All records below should be repeated exactly, with the pictures left out.

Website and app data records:
::::

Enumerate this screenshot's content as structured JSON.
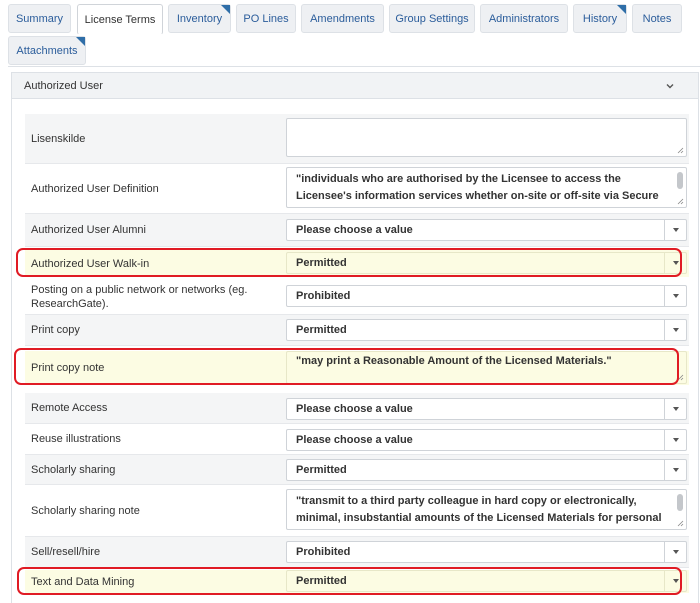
{
  "tabs": [
    {
      "label": "Summary",
      "active": false,
      "flag": false
    },
    {
      "label": "License Terms",
      "active": true,
      "flag": false
    },
    {
      "label": "Inventory",
      "active": false,
      "flag": true
    },
    {
      "label": "PO Lines",
      "active": false,
      "flag": false
    },
    {
      "label": "Amendments",
      "active": false,
      "flag": false
    },
    {
      "label": "Group Settings",
      "active": false,
      "flag": false
    },
    {
      "label": "Administrators",
      "active": false,
      "flag": false
    },
    {
      "label": "History",
      "active": false,
      "flag": true
    },
    {
      "label": "Notes",
      "active": false,
      "flag": false
    },
    {
      "label": "Attachments",
      "active": false,
      "flag": true
    }
  ],
  "panel": {
    "title": "Authorized User",
    "chevron_icon": "chevron-down-icon"
  },
  "terms": [
    {
      "label": "Lisenskilde",
      "type": "text",
      "value": ""
    },
    {
      "label": "Authorized User Definition",
      "type": "text",
      "value": "\"individuals who are authorised by the Licensee to access the Licensee's information services whether on-site or off-site via Secure Authentication and who are affiliated"
    },
    {
      "label": "Authorized User Alumni",
      "type": "select",
      "value": "Please choose a value"
    },
    {
      "label": "Authorized User Walk-in",
      "type": "select",
      "value": "Permitted",
      "highlighted": true
    },
    {
      "label": "Posting on a public network or networks (eg. ResearchGate).",
      "type": "select",
      "value": "Prohibited"
    },
    {
      "label": "Print copy",
      "type": "select",
      "value": "Permitted"
    },
    {
      "label": "Print copy note",
      "type": "text",
      "value": "\"may print a Reasonable Amount of the Licensed Materials.\"",
      "highlighted": true
    },
    {
      "label": "Remote Access",
      "type": "select",
      "value": "Please choose a value"
    },
    {
      "label": "Reuse illustrations",
      "type": "select",
      "value": "Please choose a value"
    },
    {
      "label": "Scholarly sharing",
      "type": "select",
      "value": "Permitted"
    },
    {
      "label": "Scholarly sharing note",
      "type": "text",
      "value": "\"transmit to a third party colleague in hard copy or electronically, minimal, insubstantial amounts of the Licensed Materials for personal use or scholarly,"
    },
    {
      "label": "Sell/resell/hire",
      "type": "select",
      "value": "Prohibited"
    },
    {
      "label": "Text and Data Mining",
      "type": "select",
      "value": "Permitted",
      "highlighted": true
    }
  ],
  "colors": {
    "accent": "#2b5d9b",
    "highlight_fill": "#fcfce3",
    "highlight_ring": "#e01b24"
  }
}
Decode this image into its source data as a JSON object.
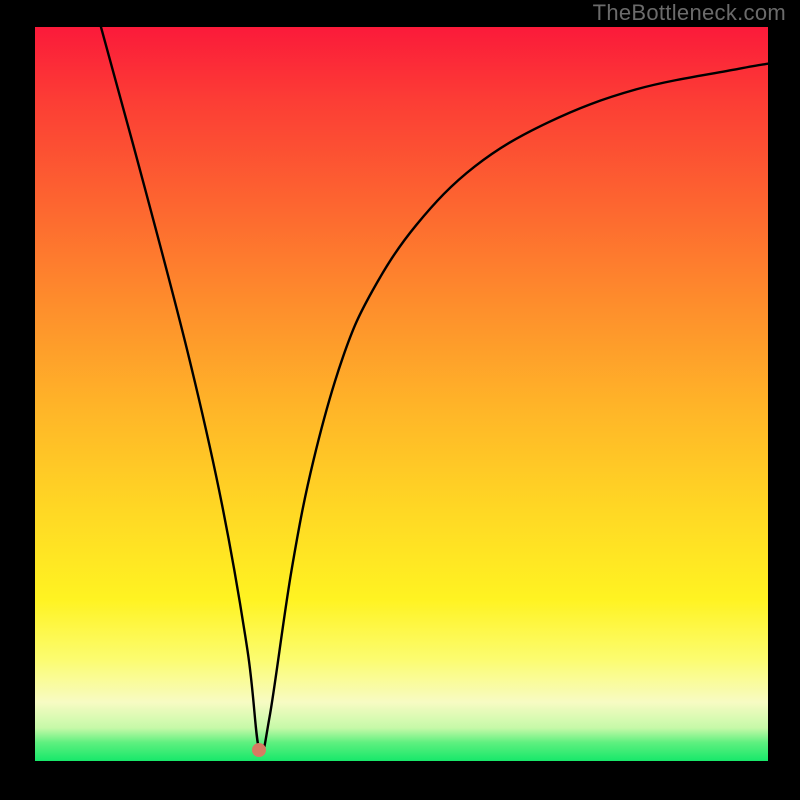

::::

Task result:
Enumerate this screenshot's content as structured JSON.
{
  "tabs": [
    {
      "label": "Summary",
      "active": false,
      "flag": false
    },
    {
      "label": "License Terms",
      "active": true,
      "flag": false
    },
    {
      "label": "Inventory",
      "active": false,
      "flag": true
    },
    {
      "label": "PO Lines",
      "active": false,
      "flag": false
    },
    {
      "label": "Amendments",
      "active": false,
      "flag": false
    },
    {
      "label": "Group Settings",
      "active": false,
      "flag": false
    },
    {
      "label": "Administrators",
      "active": false,
      "flag": false
    },
    {
      "label": "History",
      "active": false,
      "flag": true
    },
    {
      "label": "Notes",
      "active": false,
      "flag": false
    },
    {
      "label": "Attachments",
      "active": false,
      "flag": true
    }
  ],
  "panel": {
    "title": "Authorized User",
    "chevron_icon": "chevron-down-icon"
  },
  "terms": [
    {
      "label": "Lisenskilde",
      "type": "text",
      "value": ""
    },
    {
      "label": "Authorized User Definition",
      "type": "text",
      "value": "\"individuals who are authorised by the Licensee to access the Licensee's information services whether on-site or off-site via Secure Authentication and who are affiliated"
    },
    {
      "label": "Authorized User Alumni",
      "type": "select",
      "value": "Please choose a value"
    },
    {
      "label": "Authorized User Walk-in",
      "type": "select",
      "value": "Permitted",
      "highlighted": true
    },
    {
      "label": "Posting on a public network or networks (eg. ResearchGate).",
      "type": "select",
      "value": "Prohibited"
    },
    {
      "label": "Print copy",
      "type": "select",
      "value": "Permitted"
    },
    {
      "label": "Print copy note",
      "type": "text",
      "value": "\"may print a Reasonable Amount of the Licensed Materials.\"",
      "highlighted": true
    },
    {
      "label": "Remote Access",
      "type": "select",
      "value": "Please choose a value"
    },
    {
      "label": "Reuse illustrations",
      "type": "select",
      "value": "Please choose a value"
    },
    {
      "label": "Scholarly sharing",
      "type": "select",
      "value": "Permitted"
    },
    {
      "label": "Scholarly sharing note",
      "type": "text",
      "value": "\"transmit to a third party colleague in hard copy or electronically, minimal, insubstantial amounts of the Licensed Materials for personal use or scholarly,"
    },
    {
      "label": "Sell/resell/hire",
      "type": "select",
      "value": "Prohibited"
    },
    {
      "label": "Text and Data Mining",
      "type": "select",
      "value": "Permitted",
      "highlighted": true
    }
  ],
  "colors": {
    "accent": "#2b5d9b",
    "highlight_fill": "#fcfce3",
    "highlight_ring": "#e01b24"
  }
}
Decode this image into its source data as a JSON object.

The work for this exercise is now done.